PROBLEM DESCRIPTION: Give the data again exactly as it appears.

SOURCE RECORDS:
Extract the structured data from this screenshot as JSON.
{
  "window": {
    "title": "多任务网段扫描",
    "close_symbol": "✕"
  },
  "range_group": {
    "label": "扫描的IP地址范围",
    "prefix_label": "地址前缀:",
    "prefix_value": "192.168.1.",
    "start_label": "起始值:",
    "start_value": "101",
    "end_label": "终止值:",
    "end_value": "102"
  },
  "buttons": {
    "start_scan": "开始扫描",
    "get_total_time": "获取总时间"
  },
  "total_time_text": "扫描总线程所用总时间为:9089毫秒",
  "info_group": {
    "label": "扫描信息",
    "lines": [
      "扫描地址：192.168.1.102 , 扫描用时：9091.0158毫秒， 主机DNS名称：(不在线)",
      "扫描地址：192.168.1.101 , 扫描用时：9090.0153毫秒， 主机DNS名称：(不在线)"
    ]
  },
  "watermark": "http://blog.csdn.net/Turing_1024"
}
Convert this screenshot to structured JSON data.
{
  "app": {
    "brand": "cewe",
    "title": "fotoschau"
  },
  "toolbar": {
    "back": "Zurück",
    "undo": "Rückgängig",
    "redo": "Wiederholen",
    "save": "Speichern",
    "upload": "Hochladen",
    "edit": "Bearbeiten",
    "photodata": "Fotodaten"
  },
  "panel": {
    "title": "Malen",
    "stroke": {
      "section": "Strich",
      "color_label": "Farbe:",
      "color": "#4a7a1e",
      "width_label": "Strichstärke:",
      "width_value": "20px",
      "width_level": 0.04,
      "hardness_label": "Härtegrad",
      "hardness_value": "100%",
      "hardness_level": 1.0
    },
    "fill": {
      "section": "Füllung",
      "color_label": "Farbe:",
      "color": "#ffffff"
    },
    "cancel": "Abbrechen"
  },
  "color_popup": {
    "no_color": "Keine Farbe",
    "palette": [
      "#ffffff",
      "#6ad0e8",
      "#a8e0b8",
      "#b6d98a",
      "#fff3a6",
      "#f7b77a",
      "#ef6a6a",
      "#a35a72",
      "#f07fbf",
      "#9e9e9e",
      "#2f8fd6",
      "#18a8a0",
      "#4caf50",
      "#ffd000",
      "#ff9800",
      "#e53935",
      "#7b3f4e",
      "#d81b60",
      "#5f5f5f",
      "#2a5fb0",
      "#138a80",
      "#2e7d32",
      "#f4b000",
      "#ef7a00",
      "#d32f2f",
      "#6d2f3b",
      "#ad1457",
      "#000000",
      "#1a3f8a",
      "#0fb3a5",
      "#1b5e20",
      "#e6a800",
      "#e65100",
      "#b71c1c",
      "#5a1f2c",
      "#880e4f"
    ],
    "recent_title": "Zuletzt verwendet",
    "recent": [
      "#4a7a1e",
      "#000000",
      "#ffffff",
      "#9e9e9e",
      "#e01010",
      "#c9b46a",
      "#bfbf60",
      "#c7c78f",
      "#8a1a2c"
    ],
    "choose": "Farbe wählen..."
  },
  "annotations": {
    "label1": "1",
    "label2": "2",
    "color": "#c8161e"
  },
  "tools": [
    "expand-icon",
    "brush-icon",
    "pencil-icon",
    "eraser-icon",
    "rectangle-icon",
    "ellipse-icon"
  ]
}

ANSWER SECTION:
Extract the structured data from this screenshot as JSON.
{
  "window": {
    "title": "多任务网段扫描",
    "close_symbol": "✕"
  },
  "range_group": {
    "label": "扫描的IP地址范围",
    "prefix_label": "地址前缀:",
    "prefix_value": "192.168.1.",
    "start_label": "起始值:",
    "start_value": "101",
    "end_label": "终止值:",
    "end_value": "102"
  },
  "buttons": {
    "start_scan": "开始扫描",
    "get_total_time": "获取总时间"
  },
  "total_time_text": "扫描总线程所用总时间为:9089毫秒",
  "info_group": {
    "label": "扫描信息",
    "lines": [
      "扫描地址：192.168.1.102 , 扫描用时：9091.0158毫秒， 主机DNS名称：(不在线)",
      "扫描地址：192.168.1.101 , 扫描用时：9090.0153毫秒， 主机DNS名称：(不在线)"
    ]
  },
  "watermark": "http://blog.csdn.net/Turing_1024"
}
Convert this screenshot to structured JSON data.
{
  "app": {
    "brand": "cewe",
    "title": "fotoschau"
  },
  "toolbar": {
    "back": "Zurück",
    "undo": "Rückgängig",
    "redo": "Wiederholen",
    "save": "Speichern",
    "upload": "Hochladen",
    "edit": "Bearbeiten",
    "photodata": "Fotodaten"
  },
  "panel": {
    "title": "Malen",
    "stroke": {
      "section": "Strich",
      "color_label": "Farbe:",
      "color": "#4a7a1e",
      "width_label": "Strichstärke:",
      "width_value": "20px",
      "width_level": 0.04,
      "hardness_label": "Härtegrad",
      "hardness_value": "100%",
      "hardness_level": 1.0
    },
    "fill": {
      "section": "Füllung",
      "color_label": "Farbe:",
      "color": "#ffffff"
    },
    "cancel": "Abbrechen"
  },
  "color_popup": {
    "no_color": "Keine Farbe",
    "palette": [
      "#ffffff",
      "#6ad0e8",
      "#a8e0b8",
      "#b6d98a",
      "#fff3a6",
      "#f7b77a",
      "#ef6a6a",
      "#a35a72",
      "#f07fbf",
      "#9e9e9e",
      "#2f8fd6",
      "#18a8a0",
      "#4caf50",
      "#ffd000",
      "#ff9800",
      "#e53935",
      "#7b3f4e",
      "#d81b60",
      "#5f5f5f",
      "#2a5fb0",
      "#138a80",
      "#2e7d32",
      "#f4b000",
      "#ef7a00",
      "#d32f2f",
      "#6d2f3b",
      "#ad1457",
      "#000000",
      "#1a3f8a",
      "#0fb3a5",
      "#1b5e20",
      "#e6a800",
      "#e65100",
      "#b71c1c",
      "#5a1f2c",
      "#880e4f"
    ],
    "recent_title": "Zuletzt verwendet",
    "recent": [
      "#4a7a1e",
      "#000000",
      "#ffffff",
      "#9e9e9e",
      "#e01010",
      "#c9b46a",
      "#bfbf60",
      "#c7c78f",
      "#8a1a2c"
    ],
    "choose": "Farbe wählen..."
  },
  "annotations": {
    "label1": "1",
    "label2": "2",
    "color": "#c8161e"
  },
  "tools": [
    "expand-icon",
    "brush-icon",
    "pencil-icon",
    "eraser-icon",
    "rectangle-icon",
    "ellipse-icon"
  ]
}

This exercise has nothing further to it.